SOURCE: THE HILL
For example, because ObamaCare regulations have outlawed insurance as we know it, forbidding insurers from accounting for health differences and thus risk, the law and its rules effectively punish insurers that offer coverage for certain very expensive conditions.
Sure, the insurance companies cannot deny one with such an expensive pre-existing condition a policy, but, compelled by cost considerations, they can “either leave the market, as many have, or slash their coverage.” This is just one of many examples of incentive problems created by a shortsighted law that, however well-intentioned, will end up hurting those segments of the population it is intended to help.

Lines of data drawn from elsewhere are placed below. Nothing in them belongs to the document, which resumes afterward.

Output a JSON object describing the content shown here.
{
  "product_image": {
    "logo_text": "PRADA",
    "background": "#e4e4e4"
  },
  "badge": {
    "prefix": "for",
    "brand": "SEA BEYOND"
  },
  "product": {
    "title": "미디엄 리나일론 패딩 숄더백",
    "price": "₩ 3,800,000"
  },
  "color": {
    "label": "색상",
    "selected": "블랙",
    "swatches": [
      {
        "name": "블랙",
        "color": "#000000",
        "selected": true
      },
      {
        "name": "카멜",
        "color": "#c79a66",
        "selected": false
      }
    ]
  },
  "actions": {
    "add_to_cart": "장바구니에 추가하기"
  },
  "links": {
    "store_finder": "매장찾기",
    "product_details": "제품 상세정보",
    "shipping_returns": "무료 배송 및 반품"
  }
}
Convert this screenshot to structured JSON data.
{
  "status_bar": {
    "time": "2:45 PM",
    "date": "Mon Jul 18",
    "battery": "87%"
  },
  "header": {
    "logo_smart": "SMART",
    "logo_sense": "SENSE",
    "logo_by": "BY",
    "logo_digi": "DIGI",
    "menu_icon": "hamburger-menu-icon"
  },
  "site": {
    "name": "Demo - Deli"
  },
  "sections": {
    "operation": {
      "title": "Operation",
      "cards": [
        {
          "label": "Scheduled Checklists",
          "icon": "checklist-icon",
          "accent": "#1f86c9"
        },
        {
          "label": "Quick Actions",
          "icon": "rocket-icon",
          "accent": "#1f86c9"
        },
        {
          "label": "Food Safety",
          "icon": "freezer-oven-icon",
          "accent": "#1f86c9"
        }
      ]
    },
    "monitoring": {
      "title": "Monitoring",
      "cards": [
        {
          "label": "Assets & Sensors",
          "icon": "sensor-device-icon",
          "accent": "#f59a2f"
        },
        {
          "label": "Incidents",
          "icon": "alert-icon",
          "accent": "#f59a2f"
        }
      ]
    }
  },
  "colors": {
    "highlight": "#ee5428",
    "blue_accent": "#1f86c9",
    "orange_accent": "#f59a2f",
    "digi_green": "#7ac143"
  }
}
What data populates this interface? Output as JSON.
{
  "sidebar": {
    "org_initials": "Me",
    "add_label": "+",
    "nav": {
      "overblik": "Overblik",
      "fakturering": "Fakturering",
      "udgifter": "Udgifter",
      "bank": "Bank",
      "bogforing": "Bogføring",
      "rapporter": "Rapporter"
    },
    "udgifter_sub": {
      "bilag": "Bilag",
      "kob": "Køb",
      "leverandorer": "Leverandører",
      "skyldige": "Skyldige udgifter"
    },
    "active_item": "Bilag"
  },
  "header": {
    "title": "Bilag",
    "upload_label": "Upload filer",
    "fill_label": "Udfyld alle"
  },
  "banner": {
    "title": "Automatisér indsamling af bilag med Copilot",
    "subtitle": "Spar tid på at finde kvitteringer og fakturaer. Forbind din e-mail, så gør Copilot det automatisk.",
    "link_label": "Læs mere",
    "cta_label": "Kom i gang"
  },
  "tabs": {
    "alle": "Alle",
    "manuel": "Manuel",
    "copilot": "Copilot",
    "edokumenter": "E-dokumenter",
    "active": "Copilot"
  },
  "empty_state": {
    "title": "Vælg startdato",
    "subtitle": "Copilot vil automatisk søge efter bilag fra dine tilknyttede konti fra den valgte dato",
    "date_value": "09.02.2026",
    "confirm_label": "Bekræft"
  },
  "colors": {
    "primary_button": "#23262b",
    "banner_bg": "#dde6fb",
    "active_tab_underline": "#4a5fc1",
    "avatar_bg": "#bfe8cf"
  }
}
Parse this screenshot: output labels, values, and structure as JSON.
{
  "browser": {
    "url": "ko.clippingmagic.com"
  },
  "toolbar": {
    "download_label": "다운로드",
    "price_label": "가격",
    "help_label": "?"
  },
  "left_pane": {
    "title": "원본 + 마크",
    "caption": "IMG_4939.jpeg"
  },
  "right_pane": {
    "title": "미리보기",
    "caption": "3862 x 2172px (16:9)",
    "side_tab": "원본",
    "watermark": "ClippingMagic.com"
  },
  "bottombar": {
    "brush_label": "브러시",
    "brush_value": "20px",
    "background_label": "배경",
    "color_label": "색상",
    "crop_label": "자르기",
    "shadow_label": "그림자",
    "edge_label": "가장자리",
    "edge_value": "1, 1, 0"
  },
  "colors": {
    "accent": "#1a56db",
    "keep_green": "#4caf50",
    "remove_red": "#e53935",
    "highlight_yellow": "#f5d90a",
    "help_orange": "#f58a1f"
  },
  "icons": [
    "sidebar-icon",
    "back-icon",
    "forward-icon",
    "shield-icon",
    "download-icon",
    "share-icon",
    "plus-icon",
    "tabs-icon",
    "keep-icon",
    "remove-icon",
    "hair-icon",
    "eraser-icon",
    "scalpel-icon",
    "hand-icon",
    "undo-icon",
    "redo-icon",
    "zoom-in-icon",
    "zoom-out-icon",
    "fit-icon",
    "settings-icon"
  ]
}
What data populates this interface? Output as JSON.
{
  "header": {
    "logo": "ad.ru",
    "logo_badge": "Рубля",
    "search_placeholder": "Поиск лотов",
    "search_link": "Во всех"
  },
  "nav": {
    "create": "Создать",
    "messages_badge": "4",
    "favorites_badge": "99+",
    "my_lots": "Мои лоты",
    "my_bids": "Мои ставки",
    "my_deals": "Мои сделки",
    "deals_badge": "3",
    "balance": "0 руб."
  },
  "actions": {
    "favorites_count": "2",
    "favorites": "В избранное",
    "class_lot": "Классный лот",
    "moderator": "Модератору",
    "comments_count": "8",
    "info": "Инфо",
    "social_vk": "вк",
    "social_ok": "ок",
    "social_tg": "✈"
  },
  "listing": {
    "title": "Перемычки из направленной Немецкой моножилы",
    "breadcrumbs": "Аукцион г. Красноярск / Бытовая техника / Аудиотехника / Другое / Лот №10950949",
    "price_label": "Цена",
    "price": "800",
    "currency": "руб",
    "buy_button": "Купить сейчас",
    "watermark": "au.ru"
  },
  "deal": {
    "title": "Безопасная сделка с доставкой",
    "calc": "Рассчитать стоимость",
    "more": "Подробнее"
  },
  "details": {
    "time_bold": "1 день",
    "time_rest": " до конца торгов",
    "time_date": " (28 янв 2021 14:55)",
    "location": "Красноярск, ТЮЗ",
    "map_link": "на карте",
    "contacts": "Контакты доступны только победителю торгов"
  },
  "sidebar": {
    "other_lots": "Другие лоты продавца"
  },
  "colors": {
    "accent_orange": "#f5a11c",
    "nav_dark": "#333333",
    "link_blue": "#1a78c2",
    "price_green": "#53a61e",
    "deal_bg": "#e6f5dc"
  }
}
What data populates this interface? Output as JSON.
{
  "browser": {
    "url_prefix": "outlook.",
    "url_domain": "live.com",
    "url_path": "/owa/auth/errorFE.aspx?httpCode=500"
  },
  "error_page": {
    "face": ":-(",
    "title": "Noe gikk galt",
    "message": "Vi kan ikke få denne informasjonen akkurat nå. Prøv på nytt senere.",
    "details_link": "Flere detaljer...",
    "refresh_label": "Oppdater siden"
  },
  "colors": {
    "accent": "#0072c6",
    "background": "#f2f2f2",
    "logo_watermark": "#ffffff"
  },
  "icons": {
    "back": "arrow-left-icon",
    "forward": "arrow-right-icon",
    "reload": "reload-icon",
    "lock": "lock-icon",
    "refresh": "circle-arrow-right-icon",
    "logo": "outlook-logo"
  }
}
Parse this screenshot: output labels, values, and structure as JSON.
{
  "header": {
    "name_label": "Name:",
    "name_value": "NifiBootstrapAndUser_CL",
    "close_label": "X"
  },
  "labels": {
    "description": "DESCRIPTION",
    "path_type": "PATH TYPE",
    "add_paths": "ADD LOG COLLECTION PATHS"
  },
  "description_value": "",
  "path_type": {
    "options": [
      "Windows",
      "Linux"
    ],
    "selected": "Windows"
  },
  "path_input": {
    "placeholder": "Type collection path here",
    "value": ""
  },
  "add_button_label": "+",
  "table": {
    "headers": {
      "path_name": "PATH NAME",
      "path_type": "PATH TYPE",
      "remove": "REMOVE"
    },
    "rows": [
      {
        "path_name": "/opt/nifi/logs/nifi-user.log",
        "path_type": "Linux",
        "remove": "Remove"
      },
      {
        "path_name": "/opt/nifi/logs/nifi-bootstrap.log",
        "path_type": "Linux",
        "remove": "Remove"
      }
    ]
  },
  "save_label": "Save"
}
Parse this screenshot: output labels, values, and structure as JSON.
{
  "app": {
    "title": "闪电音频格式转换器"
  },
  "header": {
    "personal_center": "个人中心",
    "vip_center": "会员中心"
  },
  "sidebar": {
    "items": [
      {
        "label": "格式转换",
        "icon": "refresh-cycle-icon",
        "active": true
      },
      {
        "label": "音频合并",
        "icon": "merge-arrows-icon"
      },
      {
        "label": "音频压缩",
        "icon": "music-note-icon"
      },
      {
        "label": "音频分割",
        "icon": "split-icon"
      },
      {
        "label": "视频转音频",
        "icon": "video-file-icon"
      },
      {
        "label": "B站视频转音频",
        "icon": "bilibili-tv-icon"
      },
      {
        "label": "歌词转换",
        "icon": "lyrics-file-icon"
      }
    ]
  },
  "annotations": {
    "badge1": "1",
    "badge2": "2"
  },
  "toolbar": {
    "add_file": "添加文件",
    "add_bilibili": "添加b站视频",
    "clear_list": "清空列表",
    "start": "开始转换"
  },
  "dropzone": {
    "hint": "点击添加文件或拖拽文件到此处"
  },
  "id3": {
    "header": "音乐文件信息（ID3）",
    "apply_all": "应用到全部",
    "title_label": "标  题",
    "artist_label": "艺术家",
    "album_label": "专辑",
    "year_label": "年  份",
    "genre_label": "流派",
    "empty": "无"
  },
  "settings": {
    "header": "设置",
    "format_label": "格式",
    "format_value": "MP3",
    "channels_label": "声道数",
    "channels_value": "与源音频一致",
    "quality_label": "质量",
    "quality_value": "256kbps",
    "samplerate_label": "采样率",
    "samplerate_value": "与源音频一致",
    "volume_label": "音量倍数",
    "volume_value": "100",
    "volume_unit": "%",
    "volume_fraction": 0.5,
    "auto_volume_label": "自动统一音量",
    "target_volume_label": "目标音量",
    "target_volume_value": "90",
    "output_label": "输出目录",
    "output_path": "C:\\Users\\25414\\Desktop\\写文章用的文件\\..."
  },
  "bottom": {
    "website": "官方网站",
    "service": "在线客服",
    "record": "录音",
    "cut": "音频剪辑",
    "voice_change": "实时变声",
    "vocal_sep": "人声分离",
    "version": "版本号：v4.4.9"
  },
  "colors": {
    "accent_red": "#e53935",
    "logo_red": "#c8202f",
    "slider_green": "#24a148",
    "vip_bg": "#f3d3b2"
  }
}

History hints at a world of potential. The decades enveloping the turn of the century were the golden age of fraternal lodge practice, an innovative ground-up answer to a problem facing working people, a voluntary solution produced by civil society on its own.
As historian David Beito teaches, by 1920, “at least three out of every ten adult males” were dues-paying members of fraternal orders and thus entitled to certain benefits in times of sickness and need. Such societies anteceded the modern welfare state; they were a way to spread — indeed socialize — risk without compulsion or coercion.